Return the full listing below, unchanged.

**DATA SECTION**
★ ★ ★ ★ ★ ★ ★
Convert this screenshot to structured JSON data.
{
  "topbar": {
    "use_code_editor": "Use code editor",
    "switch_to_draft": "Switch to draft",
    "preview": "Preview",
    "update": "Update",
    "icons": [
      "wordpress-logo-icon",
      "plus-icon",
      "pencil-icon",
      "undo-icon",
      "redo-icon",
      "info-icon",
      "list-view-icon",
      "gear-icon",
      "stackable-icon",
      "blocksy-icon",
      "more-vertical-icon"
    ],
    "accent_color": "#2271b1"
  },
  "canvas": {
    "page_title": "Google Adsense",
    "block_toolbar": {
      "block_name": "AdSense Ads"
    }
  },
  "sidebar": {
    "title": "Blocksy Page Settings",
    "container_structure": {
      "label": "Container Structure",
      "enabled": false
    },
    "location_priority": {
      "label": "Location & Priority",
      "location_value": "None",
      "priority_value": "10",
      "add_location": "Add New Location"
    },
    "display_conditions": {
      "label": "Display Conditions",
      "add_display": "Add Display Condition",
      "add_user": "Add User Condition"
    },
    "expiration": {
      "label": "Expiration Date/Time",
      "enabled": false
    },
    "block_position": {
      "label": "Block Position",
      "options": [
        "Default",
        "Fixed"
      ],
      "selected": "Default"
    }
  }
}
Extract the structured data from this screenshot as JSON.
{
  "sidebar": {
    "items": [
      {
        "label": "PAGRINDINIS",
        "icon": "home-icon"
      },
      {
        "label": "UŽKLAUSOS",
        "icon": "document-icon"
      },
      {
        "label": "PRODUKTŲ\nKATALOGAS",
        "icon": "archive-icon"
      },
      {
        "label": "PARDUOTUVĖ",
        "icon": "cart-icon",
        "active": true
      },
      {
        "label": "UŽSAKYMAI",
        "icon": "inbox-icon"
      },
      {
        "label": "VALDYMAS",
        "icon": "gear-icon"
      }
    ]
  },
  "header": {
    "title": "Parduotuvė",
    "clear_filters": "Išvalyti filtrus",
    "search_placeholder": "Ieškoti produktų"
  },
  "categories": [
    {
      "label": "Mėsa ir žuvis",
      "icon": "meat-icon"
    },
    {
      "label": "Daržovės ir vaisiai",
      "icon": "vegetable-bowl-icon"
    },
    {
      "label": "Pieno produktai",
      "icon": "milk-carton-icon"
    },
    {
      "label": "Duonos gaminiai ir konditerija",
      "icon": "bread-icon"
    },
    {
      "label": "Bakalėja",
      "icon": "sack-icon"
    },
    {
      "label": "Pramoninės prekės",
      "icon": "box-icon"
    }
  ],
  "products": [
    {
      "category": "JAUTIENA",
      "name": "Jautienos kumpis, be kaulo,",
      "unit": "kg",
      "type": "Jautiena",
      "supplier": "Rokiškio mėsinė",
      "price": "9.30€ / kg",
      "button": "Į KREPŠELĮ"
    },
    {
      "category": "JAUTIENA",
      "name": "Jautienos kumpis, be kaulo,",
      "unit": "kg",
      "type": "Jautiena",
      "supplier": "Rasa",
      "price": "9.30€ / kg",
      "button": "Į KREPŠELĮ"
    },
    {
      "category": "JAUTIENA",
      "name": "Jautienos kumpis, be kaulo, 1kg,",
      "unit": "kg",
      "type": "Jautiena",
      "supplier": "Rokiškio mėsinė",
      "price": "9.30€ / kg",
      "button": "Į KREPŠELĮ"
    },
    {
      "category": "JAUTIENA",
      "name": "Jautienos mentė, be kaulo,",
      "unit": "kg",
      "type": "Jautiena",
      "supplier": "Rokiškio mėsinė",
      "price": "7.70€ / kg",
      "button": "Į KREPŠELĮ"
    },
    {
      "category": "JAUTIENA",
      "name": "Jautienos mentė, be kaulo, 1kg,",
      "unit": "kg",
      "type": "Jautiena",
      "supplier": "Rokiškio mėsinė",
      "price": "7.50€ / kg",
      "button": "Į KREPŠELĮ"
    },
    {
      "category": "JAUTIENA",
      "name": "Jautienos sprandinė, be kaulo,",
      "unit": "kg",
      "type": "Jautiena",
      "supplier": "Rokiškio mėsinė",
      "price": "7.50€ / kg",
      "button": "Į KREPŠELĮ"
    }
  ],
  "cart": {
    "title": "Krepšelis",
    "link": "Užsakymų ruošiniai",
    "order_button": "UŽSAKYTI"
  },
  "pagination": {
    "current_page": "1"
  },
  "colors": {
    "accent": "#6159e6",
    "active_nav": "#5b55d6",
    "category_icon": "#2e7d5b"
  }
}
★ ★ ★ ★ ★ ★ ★
**REPLY**
Convert this screenshot to structured JSON data.
{
  "topbar": {
    "use_code_editor": "Use code editor",
    "switch_to_draft": "Switch to draft",
    "preview": "Preview",
    "update": "Update",
    "icons": [
      "wordpress-logo-icon",
      "plus-icon",
      "pencil-icon",
      "undo-icon",
      "redo-icon",
      "info-icon",
      "list-view-icon",
      "gear-icon",
      "stackable-icon",
      "blocksy-icon",
      "more-vertical-icon"
    ],
    "accent_color": "#2271b1"
  },
  "canvas": {
    "page_title": "Google Adsense",
    "block_toolbar": {
      "block_name": "AdSense Ads"
    }
  },
  "sidebar": {
    "title": "Blocksy Page Settings",
    "container_structure": {
      "label": "Container Structure",
      "enabled": false
    },
    "location_priority": {
      "label": "Location & Priority",
      "location_value": "None",
      "priority_value": "10",
      "add_location": "Add New Location"
    },
    "display_conditions": {
      "label": "Display Conditions",
      "add_display": "Add Display Condition",
      "add_user": "Add User Condition"
    },
    "expiration": {
      "label": "Expiration Date/Time",
      "enabled": false
    },
    "block_position": {
      "label": "Block Position",
      "options": [
        "Default",
        "Fixed"
      ],
      "selected": "Default"
    }
  }
}
Extract the structured data from this screenshot as JSON.
{
  "sidebar": {
    "items": [
      {
        "label": "PAGRINDINIS",
        "icon": "home-icon"
      },
      {
        "label": "UŽKLAUSOS",
        "icon": "document-icon"
      },
      {
        "label": "PRODUKTŲ\nKATALOGAS",
        "icon": "archive-icon"
      },
      {
        "label": "PARDUOTUVĖ",
        "icon": "cart-icon",
        "active": true
      },
      {
        "label": "UŽSAKYMAI",
        "icon": "inbox-icon"
      },
      {
        "label": "VALDYMAS",
        "icon": "gear-icon"
      }
    ]
  },
  "header": {
    "title": "Parduotuvė",
    "clear_filters": "Išvalyti filtrus",
    "search_placeholder": "Ieškoti produktų"
  },
  "categories": [
    {
      "label": "Mėsa ir žuvis",
      "icon": "meat-icon"
    },
    {
      "label": "Daržovės ir vaisiai",
      "icon": "vegetable-bowl-icon"
    },
    {
      "label": "Pieno produktai",
      "icon": "milk-carton-icon"
    },
    {
      "label": "Duonos gaminiai ir konditerija",
      "icon": "bread-icon"
    },
    {
      "label": "Bakalėja",
      "icon": "sack-icon"
    },
    {
      "label": "Pramoninės prekės",
      "icon": "box-icon"
    }
  ],
  "products": [
    {
      "category": "JAUTIENA",
      "name": "Jautienos kumpis, be kaulo,",
      "unit": "kg",
      "type": "Jautiena",
      "supplier": "Rokiškio mėsinė",
      "price": "9.30€ / kg",
      "button": "Į KREPŠELĮ"
    },
    {
      "category": "JAUTIENA",
      "name": "Jautienos kumpis, be kaulo,",
      "unit": "kg",
      "type": "Jautiena",
      "supplier": "Rasa",
      "price": "9.30€ / kg",
      "button": "Į KREPŠELĮ"
    },
    {
      "category": "JAUTIENA",
      "name": "Jautienos kumpis, be kaulo, 1kg,",
      "unit": "kg",
      "type": "Jautiena",
      "supplier": "Rokiškio mėsinė",
      "price": "9.30€ / kg",
      "button": "Į KREPŠELĮ"
    },
    {
      "category": "JAUTIENA",
      "name": "Jautienos mentė, be kaulo,",
      "unit": "kg",
      "type": "Jautiena",
      "supplier": "Rokiškio mėsinė",
      "price": "7.70€ / kg",
      "button": "Į KREPŠELĮ"
    },
    {
      "category": "JAUTIENA",
      "name": "Jautienos mentė, be kaulo, 1kg,",
      "unit": "kg",
      "type": "Jautiena",
      "supplier": "Rokiškio mėsinė",
      "price": "7.50€ / kg",
      "button": "Į KREPŠELĮ"
    },
    {
      "category": "JAUTIENA",
      "name": "Jautienos sprandinė, be kaulo,",
      "unit": "kg",
      "type": "Jautiena",
      "supplier": "Rokiškio mėsinė",
      "price": "7.50€ / kg",
      "button": "Į KREPŠELĮ"
    }
  ],
  "cart": {
    "title": "Krepšelis",
    "link": "Užsakymų ruošiniai",
    "order_button": "UŽSAKYTI"
  },
  "pagination": {
    "current_page": "1"
  },
  "colors": {
    "accent": "#6159e6",
    "active_nav": "#5b55d6",
    "category_icon": "#2e7d5b"
  }
}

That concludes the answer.